**WHAT THE EXERCISE ASKS**
Repeat each line of the data exactly as written.

** THE INPUT follows **

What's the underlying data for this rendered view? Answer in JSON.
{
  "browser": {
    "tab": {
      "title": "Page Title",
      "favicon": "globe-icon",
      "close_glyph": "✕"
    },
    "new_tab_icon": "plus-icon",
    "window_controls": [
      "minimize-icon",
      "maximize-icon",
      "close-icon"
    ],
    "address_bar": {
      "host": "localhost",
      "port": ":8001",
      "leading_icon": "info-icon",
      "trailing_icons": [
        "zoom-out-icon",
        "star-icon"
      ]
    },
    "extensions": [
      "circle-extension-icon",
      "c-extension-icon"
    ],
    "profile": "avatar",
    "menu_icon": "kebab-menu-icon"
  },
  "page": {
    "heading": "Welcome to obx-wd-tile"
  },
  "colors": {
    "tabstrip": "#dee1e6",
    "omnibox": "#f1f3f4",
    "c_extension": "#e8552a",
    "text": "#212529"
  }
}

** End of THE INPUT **

**WRITTEN RESPONSE**
What's the underlying data for this rendered view? Answer in JSON.
{
  "browser": {
    "tab": {
      "title": "Page Title",
      "favicon": "globe-icon",
      "close_glyph": "✕"
    },
    "new_tab_icon": "plus-icon",
    "window_controls": [
      "minimize-icon",
      "maximize-icon",
      "close-icon"
    ],
    "address_bar": {
      "host": "localhost",
      "port": ":8001",
      "leading_icon": "info-icon",
      "trailing_icons": [
        "zoom-out-icon",
        "star-icon"
      ]
    },
    "extensions": [
      "circle-extension-icon",
      "c-extension-icon"
    ],
    "profile": "avatar",
    "menu_icon": "kebab-menu-icon"
  },
  "page": {
    "heading": "Welcome to obx-wd-tile"
  },
  "colors": {
    "tabstrip": "#dee1e6",
    "omnibox": "#f1f3f4",
    "c_extension": "#e8552a",
    "text": "#212529"
  }
}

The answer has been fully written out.